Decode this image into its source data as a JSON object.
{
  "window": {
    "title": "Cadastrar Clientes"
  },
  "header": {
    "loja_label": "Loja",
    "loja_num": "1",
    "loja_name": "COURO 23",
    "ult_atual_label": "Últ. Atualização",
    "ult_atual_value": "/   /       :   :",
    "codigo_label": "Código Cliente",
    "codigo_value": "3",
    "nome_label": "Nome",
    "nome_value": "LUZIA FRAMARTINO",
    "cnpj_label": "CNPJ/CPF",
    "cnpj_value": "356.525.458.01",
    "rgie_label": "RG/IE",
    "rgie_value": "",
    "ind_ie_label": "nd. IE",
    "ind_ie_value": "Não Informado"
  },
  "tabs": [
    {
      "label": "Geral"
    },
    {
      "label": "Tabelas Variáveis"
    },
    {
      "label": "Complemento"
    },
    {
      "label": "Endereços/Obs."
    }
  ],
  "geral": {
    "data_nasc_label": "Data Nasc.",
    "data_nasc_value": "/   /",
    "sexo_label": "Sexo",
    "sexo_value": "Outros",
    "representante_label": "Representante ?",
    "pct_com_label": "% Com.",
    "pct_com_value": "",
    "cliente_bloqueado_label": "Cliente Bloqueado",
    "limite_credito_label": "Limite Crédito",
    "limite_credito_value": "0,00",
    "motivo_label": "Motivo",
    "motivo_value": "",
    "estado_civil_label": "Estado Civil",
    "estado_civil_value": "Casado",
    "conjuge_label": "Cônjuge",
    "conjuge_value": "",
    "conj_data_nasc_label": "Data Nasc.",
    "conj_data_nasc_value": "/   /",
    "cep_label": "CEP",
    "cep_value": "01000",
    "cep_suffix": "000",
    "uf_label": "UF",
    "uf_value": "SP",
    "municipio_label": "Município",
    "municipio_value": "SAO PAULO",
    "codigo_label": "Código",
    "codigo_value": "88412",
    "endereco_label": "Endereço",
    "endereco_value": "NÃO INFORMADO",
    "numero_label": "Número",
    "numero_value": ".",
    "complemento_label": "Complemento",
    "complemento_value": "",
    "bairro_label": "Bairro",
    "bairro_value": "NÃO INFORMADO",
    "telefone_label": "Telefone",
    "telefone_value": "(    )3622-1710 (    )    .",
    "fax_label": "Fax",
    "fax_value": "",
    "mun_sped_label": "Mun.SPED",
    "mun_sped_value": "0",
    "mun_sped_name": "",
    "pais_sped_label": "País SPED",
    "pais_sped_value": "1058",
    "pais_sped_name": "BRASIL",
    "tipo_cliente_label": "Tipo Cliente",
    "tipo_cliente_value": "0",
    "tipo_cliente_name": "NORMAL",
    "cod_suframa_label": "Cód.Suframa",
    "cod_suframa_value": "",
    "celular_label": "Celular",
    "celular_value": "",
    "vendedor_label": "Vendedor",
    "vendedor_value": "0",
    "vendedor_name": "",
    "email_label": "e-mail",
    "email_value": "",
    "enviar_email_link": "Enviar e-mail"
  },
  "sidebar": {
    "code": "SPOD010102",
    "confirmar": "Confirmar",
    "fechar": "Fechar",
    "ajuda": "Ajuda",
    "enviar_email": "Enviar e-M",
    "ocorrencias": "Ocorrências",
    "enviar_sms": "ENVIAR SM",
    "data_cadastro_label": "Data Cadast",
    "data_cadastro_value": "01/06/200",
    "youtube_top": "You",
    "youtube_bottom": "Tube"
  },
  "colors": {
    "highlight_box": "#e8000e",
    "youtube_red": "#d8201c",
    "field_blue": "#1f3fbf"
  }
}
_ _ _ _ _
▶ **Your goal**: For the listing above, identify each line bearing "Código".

▶ **Your response**:
    "codigo_label": "Código Cliente",
    "codigo_label": "Código",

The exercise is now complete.